Hello, I want to know whether I can be able to calculate the enthalpy of combustion of a couple of alcohols in the calorimetry lab but apparently in order to do that I have to find the specific heat capacity of the bomb calorimeter. Is there any clarification or help I can get on how to do that?

Hi Nour_Ibrahim,

Yes, there is some information on this! There are some brief directions on how to do it in the “Help” menu (which you can find by clicking on the stockroom bell or “Help” on the General Chemistry landing page). The directions can be found by navigating to “Calorimetry” > “The Simulation.” I will also post what it says for you:

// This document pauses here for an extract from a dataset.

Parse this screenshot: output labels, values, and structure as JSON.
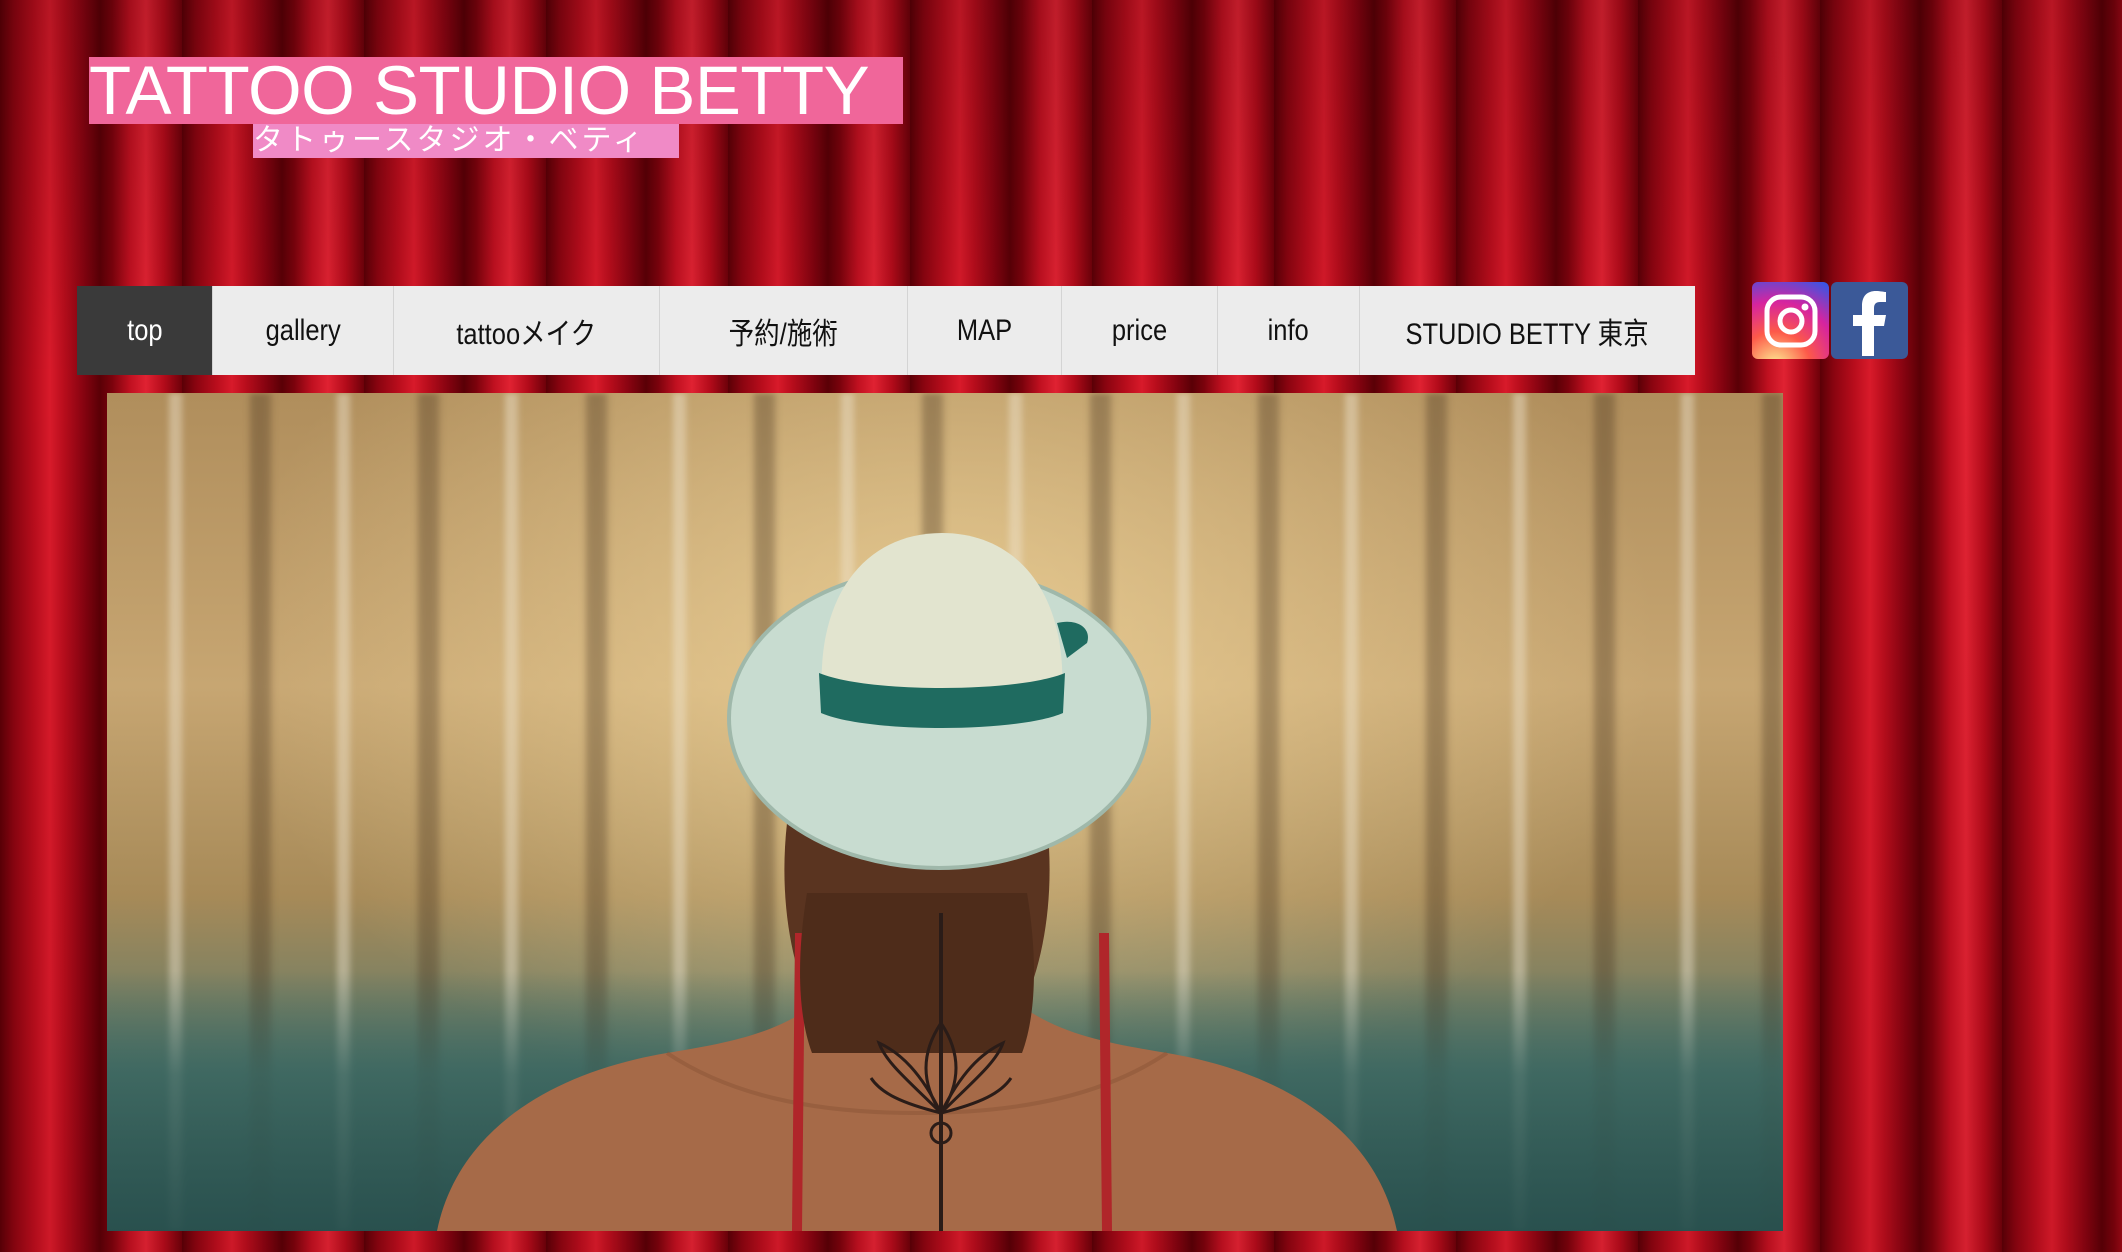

*The calculation of the heat produced or consumed by a process, including a combustion reaction in the bomb calorimeter, is based on the equation C=Q/ΔT where Q is the heat produced or consumed, ΔT is the temperature changed measured by the thermometer, and C is the heat capacity of the entire system. If C is known, then the heat can be calculated by rearranging the equation to Q=CΔT . Measuring ΔT is rather straightforward, however, the trick is knowing the heat capacity of the system. The heat capacity of the system includes the sample being measured (for example, the reaction solution, the water plus the metal, the water and the salt, the water and the ice, the organic compound) plus the calorimeter (the dewar; coffee cup; or the bomb, water, and bucket). To a first order approximation for the dewar and coffee cup, the heat capacity of the system can be taken as the heat capacity of the solution neglecting the contribution of the dewar or coffee cup. For the coffee cup, this is not necessarily a poor assumption since the coffee cup has so little mass, but the dewar makes a non-trivial contribution. A further approximation can be made that the heat capacity of any solution in the calorimeter can be approximated by the heat capacity of water. These assumptions cannot be applied to the bomb calorimeter since the combined mass of the bomb and bucket is several kilograms.*

*The heat capacity of the system (sample plus calorimeter) can be determined using an electrical calibration. For the dewar and coffee cup, an electrical heater has been provided where the heater can be turned on and off, the current going through the heater and the voltage across the heater can be measured, and the time the heater is on can be measured with a stopwatch. From this, the heat, Q , dissipated by the heater can be calculated using Q = power x time = V · i x t where V is the voltage across the heater while the heater is on, i is the current going through the heater (in amps), and t is the length of time the heater was on. With Q and the resulting temperature rise, ΔT , caused by the electrical heating, the heat capacity, C , can be calculated using the equation C=Q/ΔT .*

*Unfortunately for the bomb calorimeter, the heat capacity of the entire calorimetric system cannot be determined with an electrical heater. Instead, the calorimeter is calibrated by measuring the heat of combustion of a standard (such as benzoic acid), which produces a known heat per mole of sample. From this, the heat capacity of the calorimetric system can be calculated using the same method as described above. For calibration purposes, use ΔH° = 3226.9 kJ/mol or ΔH = 3228 ± 2 kJ/mole for the heat of combustion for benzoic acid where ΔH° is the standard state value and ΔH is the value under the actual conditions in the calorimeter or, in other words, the value that would be measured in the experiment. The 2 kJ/mole uncertainty in ΔH is caused by changes in the correction from the standard state for differing amounts of sample and O2 in the bomb during the combustion.*

Kelsey